The Salmon Weir Bridge is a Galway bridge that spans the River Lough Corrib to reach Galway Cathedral. Built in 1819, the bridge was once used to link the city’s old prison to the courthouse: all prisoners passed through this bridge. Nowadays, the bridge is best known for being an observation point where you can see the salmon swimming upstream between May and September! A rather touristic place, where many passers-by are watching the fish from the top of the bridge!
The bridge is impossible to miss: just take the Galway Cathedral as a landmark: the bridge is located right in front of it. The bridge is made of original stone and offers a beautiful view of Lough Corrib and the dam a little further upstream.
The bridge is ideal for strolling, fishing and soaking up the atmosphere of Galway.

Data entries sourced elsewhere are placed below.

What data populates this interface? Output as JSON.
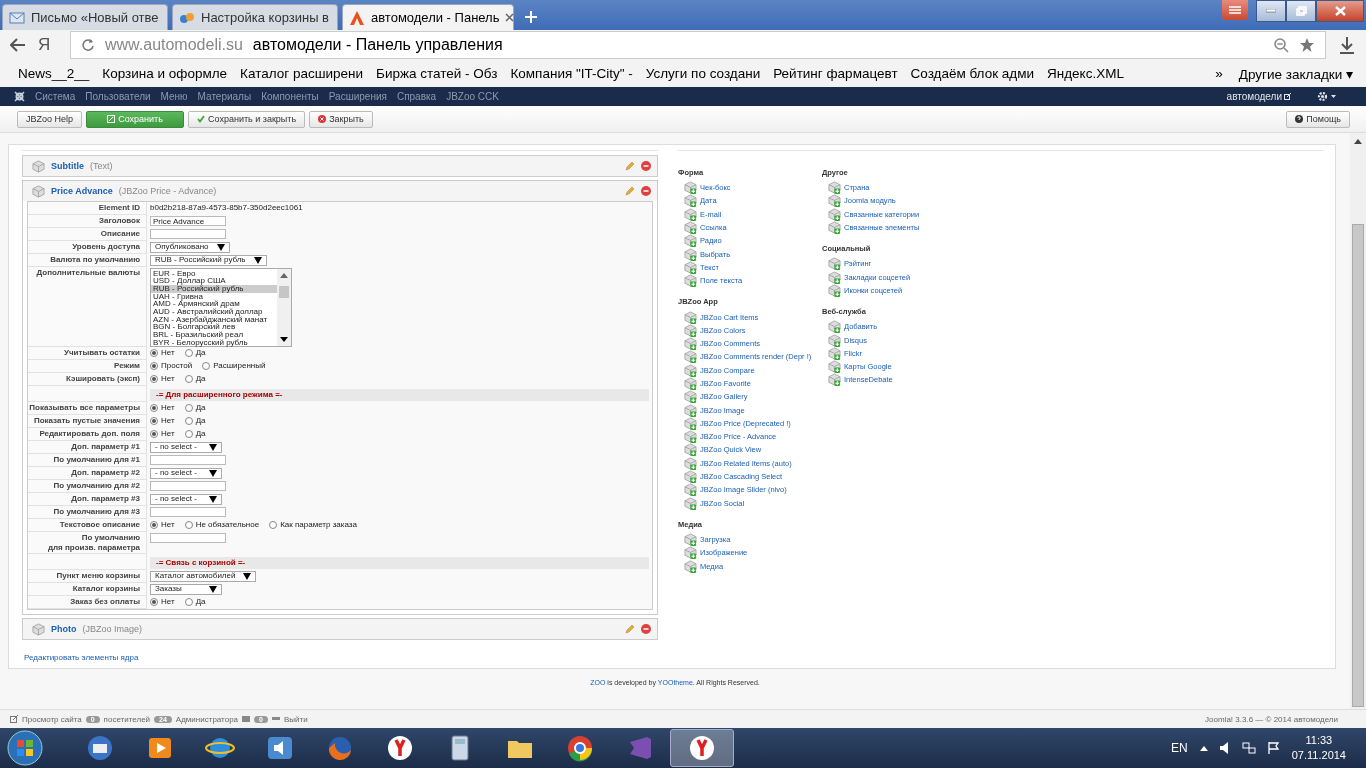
{
  "browser": {
    "tabs": [
      {
        "title": "Письмо «Новый отве",
        "kind": "mail",
        "selected": false
      },
      {
        "title": "Настройка корзины в",
        "kind": "jbzoo",
        "selected": false
      },
      {
        "title": "автомодели - Панель",
        "kind": "site",
        "selected": true
      }
    ],
    "yandex_button": "Я",
    "address": {
      "domain": "www.automodeli.su",
      "title": "автомодели - Панель управления"
    },
    "bookmarks": [
      "News__2__",
      "Корзина и оформле",
      "Каталог расширени",
      "Биржа статей - Обз",
      "Компания \"IT-City\" -",
      "Услуги по создани",
      "Рейтинг фармацевт",
      "Создаём блок адми",
      "Яндекс.XML"
    ],
    "more_bookmarks": "»",
    "other_bookmarks": "Другие закладки ▾"
  },
  "admin_menu": {
    "items": [
      "Система",
      "Пользователи",
      "Меню",
      "Материалы",
      "Компоненты",
      "Расширения",
      "Справка",
      "JBZoo CCK"
    ],
    "site_link": "автомодели"
  },
  "toolbar": {
    "buttons": [
      {
        "label": "JBZoo Help",
        "kind": "plain"
      },
      {
        "label": "Сохранить",
        "kind": "save"
      },
      {
        "label": "Сохранить и закрыть",
        "kind": "check"
      },
      {
        "label": "Закрыть",
        "kind": "close"
      }
    ],
    "help": "Помощь"
  },
  "elements": [
    {
      "name": "Subtitle",
      "type": "(Text)",
      "expanded": false
    },
    {
      "name": "Price Advance",
      "type": "(JBZoo Price - Advance)",
      "expanded": true,
      "fields": [
        {
          "kind": "text",
          "label": "Element ID",
          "value": "b0d2b218-87a9-4573-85b7-350d2eec1061"
        },
        {
          "kind": "input",
          "label": "Заголовок",
          "value": "Price Advance"
        },
        {
          "kind": "input",
          "label": "Описание"
        },
        {
          "kind": "select",
          "label": "Уровень доступа",
          "value": "Опубликовано"
        },
        {
          "kind": "select",
          "label": "Валюта по умолчанию",
          "value": "RUB - Российский рубль"
        },
        {
          "kind": "listbox",
          "label": "Дополнительные валюты",
          "options": [
            {
              "label": "EUR - Евро",
              "selected": false
            },
            {
              "label": "USD - Доллар США",
              "selected": false
            },
            {
              "label": "RUB - Российский рубль",
              "selected": true
            },
            {
              "label": "UAH - Гривна",
              "selected": false
            },
            {
              "label": "AMD - Армянский драм",
              "selected": false
            },
            {
              "label": "AUD - Австралийский доллар",
              "selected": false
            },
            {
              "label": "AZN - Азербайджанский манат",
              "selected": false
            },
            {
              "label": "BGN - Болгарский лев",
              "selected": false
            },
            {
              "label": "BRL - Бразильский реал",
              "selected": false
            },
            {
              "label": "BYR - Белорусский рубль",
              "selected": false
            }
          ]
        },
        {
          "kind": "radio",
          "label": "Учитывать остатки",
          "options": [
            {
              "label": "Нет",
              "selected": true
            },
            {
              "label": "Да",
              "selected": false
            }
          ]
        },
        {
          "kind": "radio",
          "label": "Режим",
          "options": [
            {
              "label": "Простой",
              "selected": true
            },
            {
              "label": "Расширенный",
              "selected": false
            }
          ]
        },
        {
          "kind": "radio",
          "label": "Кэшировать (эксп)",
          "options": [
            {
              "label": "Нет",
              "selected": true
            },
            {
              "label": "Да",
              "selected": false
            }
          ]
        },
        {
          "kind": "section",
          "title": "-= Для расширенного режима =-"
        },
        {
          "kind": "radio",
          "label": "Показывать все параметры",
          "options": [
            {
              "label": "Нет",
              "selected": true
            },
            {
              "label": "Да",
              "selected": false
            }
          ]
        },
        {
          "kind": "radio",
          "label": "Показать пустые значения",
          "options": [
            {
              "label": "Нет",
              "selected": true
            },
            {
              "label": "Да",
              "selected": false
            }
          ]
        },
        {
          "kind": "radio",
          "label": "Редактировать доп. поля",
          "options": [
            {
              "label": "Нет",
              "selected": true
            },
            {
              "label": "Да",
              "selected": false
            }
          ]
        },
        {
          "kind": "select",
          "label": "Доп. параметр #1",
          "value": "- no select -"
        },
        {
          "kind": "input",
          "label": "По умолчанию для #1"
        },
        {
          "kind": "select",
          "label": "Доп. параметр #2",
          "value": "- no select -"
        },
        {
          "kind": "input",
          "label": "По умолчанию для #2"
        },
        {
          "kind": "select",
          "label": "Доп. параметр #3",
          "value": "- no select -"
        },
        {
          "kind": "input",
          "label": "По умолчанию для #3"
        },
        {
          "kind": "radio",
          "label": "Текстовое описание",
          "options": [
            {
              "label": "Нет",
              "selected": true
            },
            {
              "label": "Не обязательное",
              "selected": false
            },
            {
              "label": "Как параметр заказа",
              "selected": false
            }
          ]
        },
        {
          "kind": "input",
          "label": "По умолчанию\nдля произв. параметра"
        },
        {
          "kind": "section",
          "title": "-= Связь с корзиной =-"
        },
        {
          "kind": "select",
          "label": "Пункт меню корзины",
          "value": "Каталог автомобилей"
        },
        {
          "kind": "select",
          "label": "Каталог корзины",
          "value": "Заказы"
        },
        {
          "kind": "radio",
          "label": "Заказ без оплаты",
          "options": [
            {
              "label": "Нет",
              "selected": true
            },
            {
              "label": "Да",
              "selected": false
            }
          ]
        }
      ]
    },
    {
      "name": "Photo",
      "type": "(JBZoo Image)",
      "expanded": false
    }
  ],
  "core_link": "Редактировать элементы ядра",
  "library": {
    "columns": [
      [
        {
          "title": "Форма",
          "items": [
            "Чек-бокс",
            "Дата",
            "E-mail",
            "Ссылка",
            "Радио",
            "Выбрать",
            "Текст",
            "Поле текста"
          ]
        },
        {
          "title": "JBZoo App",
          "items": [
            "JBZoo Cart Items",
            "JBZoo Colors",
            "JBZoo Comments",
            "JBZoo Comments render (Depr !)",
            "JBZoo Compare",
            "JBZoo Favorite",
            "JBZoo Gallery",
            "JBZoo Image",
            "JBZoo Price (Deprecated !)",
            "JBZoo Price - Advance",
            "JBZoo Quick View",
            "JBZoo Related Items (auto)",
            "JBZoo Cascading Select",
            "JBZoo Image Slider (nivo)",
            "JBZoo Social"
          ]
        },
        {
          "title": "Медиа",
          "items": [
            "Загрузка",
            "Изображение",
            "Медиа"
          ]
        }
      ],
      [
        {
          "title": "Другое",
          "items": [
            "Страна",
            "Joomla модуль",
            "Связанные категории",
            "Связанные элементы"
          ]
        },
        {
          "title": "Социальный",
          "items": [
            "Рэйтинг",
            "Закладки соцсетей",
            "Иконки соцсетей"
          ]
        },
        {
          "title": "Веб-служба",
          "items": [
            "Добавить",
            "Disqus",
            "Flickr",
            "Карты Google",
            "IntenseDebate"
          ]
        }
      ]
    ]
  },
  "footer": {
    "link1": "ZOO",
    "text1": " is developed by ",
    "link2": "YOOtheme",
    "text2": ". All Rights Reserved."
  },
  "status_bar": {
    "preview": "Просмотр сайта",
    "visitors_count": "0",
    "visitors": "посетителей",
    "admins_count": "24",
    "admins": "Администратора",
    "messages_count": "0",
    "logout": "Выйти",
    "version": "Joomla! 3.3.6 — © 2014 автомодели"
  },
  "taskbar": {
    "apps": [
      {
        "kind": "mail",
        "selected": false
      },
      {
        "kind": "player",
        "selected": false
      },
      {
        "kind": "ie",
        "selected": false
      },
      {
        "kind": "speaker",
        "selected": false
      },
      {
        "kind": "firefox",
        "selected": false
      },
      {
        "kind": "yandex",
        "selected": false
      },
      {
        "kind": "calculator",
        "selected": false
      },
      {
        "kind": "folder",
        "selected": false
      },
      {
        "kind": "chrome",
        "selected": false
      },
      {
        "kind": "vs",
        "selected": false
      },
      {
        "kind": "yandex",
        "selected": true
      }
    ],
    "language": "EN",
    "time": "11:33",
    "date": "07.11.2014"
  }
}
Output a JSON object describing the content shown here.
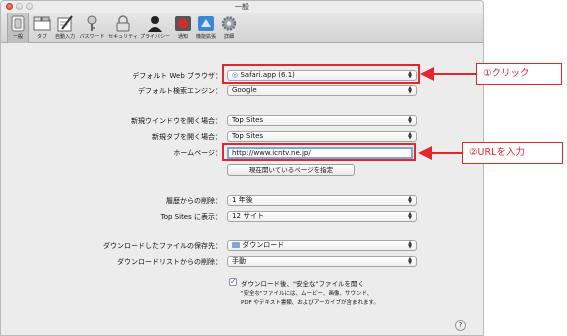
{
  "window": {
    "title": "一般"
  },
  "toolbar": {
    "items": [
      {
        "label": "一般"
      },
      {
        "label": "タブ"
      },
      {
        "label": "自動入力"
      },
      {
        "label": "パスワード"
      },
      {
        "label": "セキュリティ"
      },
      {
        "label": "プライバシー"
      },
      {
        "label": "通知"
      },
      {
        "label": "機能拡張"
      },
      {
        "label": "詳細"
      }
    ]
  },
  "settings": {
    "default_browser": {
      "label": "デフォルト Web ブラウザ：",
      "value": "Safari.app (6.1)"
    },
    "default_search": {
      "label": "デフォルト検索エンジン：",
      "value": "Google"
    },
    "new_window": {
      "label": "新規ウインドウを開く場合：",
      "value": "Top Sites"
    },
    "new_tab": {
      "label": "新規タブを開く場合：",
      "value": "Top Sites"
    },
    "homepage": {
      "label": "ホームページ：",
      "value": "http://www.icntv.ne.jp/",
      "button": "現在開いているページを指定"
    },
    "history_removal": {
      "label": "履歴からの削除：",
      "value": "1 年後"
    },
    "top_sites_show": {
      "label": "Top Sites に表示：",
      "value": "12 サイト"
    },
    "download_location": {
      "label": "ダウンロードしたファイルの保存先：",
      "value": "ダウンロード"
    },
    "download_list_removal": {
      "label": "ダウンロードリストからの削除：",
      "value": "手動"
    },
    "open_safe_files": {
      "label": "ダウンロード後、\"安全な\"ファイルを開く",
      "note_line1": "\"安全な\"ファイルには、ムービー、画像、サウンド、",
      "note_line2": "PDF やテキスト書類、およびアーカイブが含まれます。",
      "checked": true
    }
  },
  "annotations": {
    "step1": "①クリック",
    "step2": "②URLを入力"
  },
  "colors": {
    "annotation_red": "#e3262f",
    "focus_blue": "#7fa7dc"
  },
  "help_symbol": "?"
}
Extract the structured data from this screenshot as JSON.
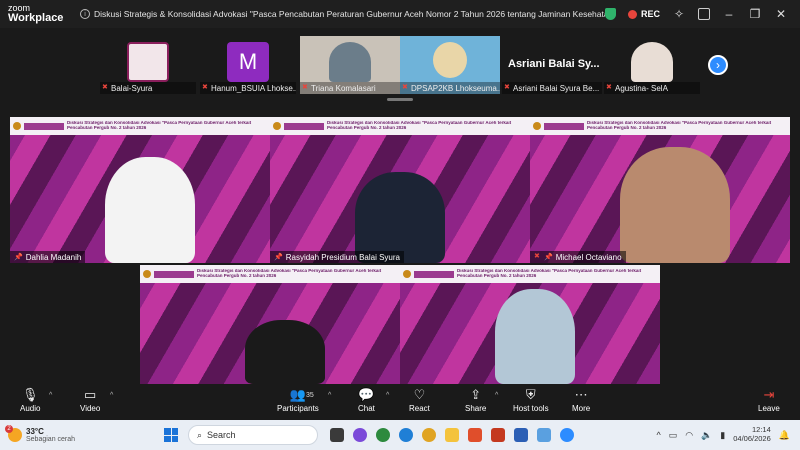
{
  "titlebar": {
    "brand_line1": "zoom",
    "brand_line2": "Workplace",
    "meeting_title": "Diskusi Strategis & Konsolidasi Advokasi \"Pasca Pencabutan Peraturan Gubernur Aceh Nomor 2 Tahun 2026 tentang Jaminan Kesehatan Aceh (JK",
    "rec_label": "REC",
    "shield_color": "#2fb36b",
    "rec_color": "#e8453c"
  },
  "strip": {
    "participants": [
      {
        "name": "Balai-Syura"
      },
      {
        "name": "Hanum_BSUIA Lhokse...",
        "initial": "M"
      },
      {
        "name": "Triana Komalasari"
      },
      {
        "name": "DPSAP2KB Lhokseuma..."
      },
      {
        "name": "Asriani Balai Syura Be...",
        "big_label": "Asriani Balai Sy..."
      },
      {
        "name": "Agustina- SelA"
      }
    ]
  },
  "tiles": {
    "banner_text": "Diskusi Strategis dan Konsolidasi Advokasi \"Pasca Pernyataan Gubernur Aceh terkait Pencabutan Pergub No. 2 tahun 2026",
    "items": [
      {
        "name": "Dahlia Madanih"
      },
      {
        "name": "Rasyidah Presidium Balai Syura"
      },
      {
        "name": "Michael Octaviano"
      },
      {
        "name": ""
      },
      {
        "name": ""
      }
    ],
    "accent": "#2fd16a"
  },
  "toolbar": {
    "audio": "Audio",
    "video": "Video",
    "participants": "Participants",
    "participants_count": "35",
    "chat": "Chat",
    "react": "React",
    "share": "Share",
    "host_tools": "Host tools",
    "more": "More",
    "leave": "Leave"
  },
  "taskbar": {
    "weather_badge": "2",
    "temp": "33°C",
    "weather_desc": "Sebagian cerah",
    "search_placeholder": "Search",
    "time": "12:14",
    "date": "04/06/2026"
  }
}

Many people have fun watching for salmon, which are impressive when they wriggle out of the water and over the dam!
Note that cars are allowed, and the bridge is rarely quiet, day or night. Sidewalks also make it accessible to pedestrians. An emblematic bridge, to be discovered to better understand Galway’s attachment to Lough Corrib and its prolific waters.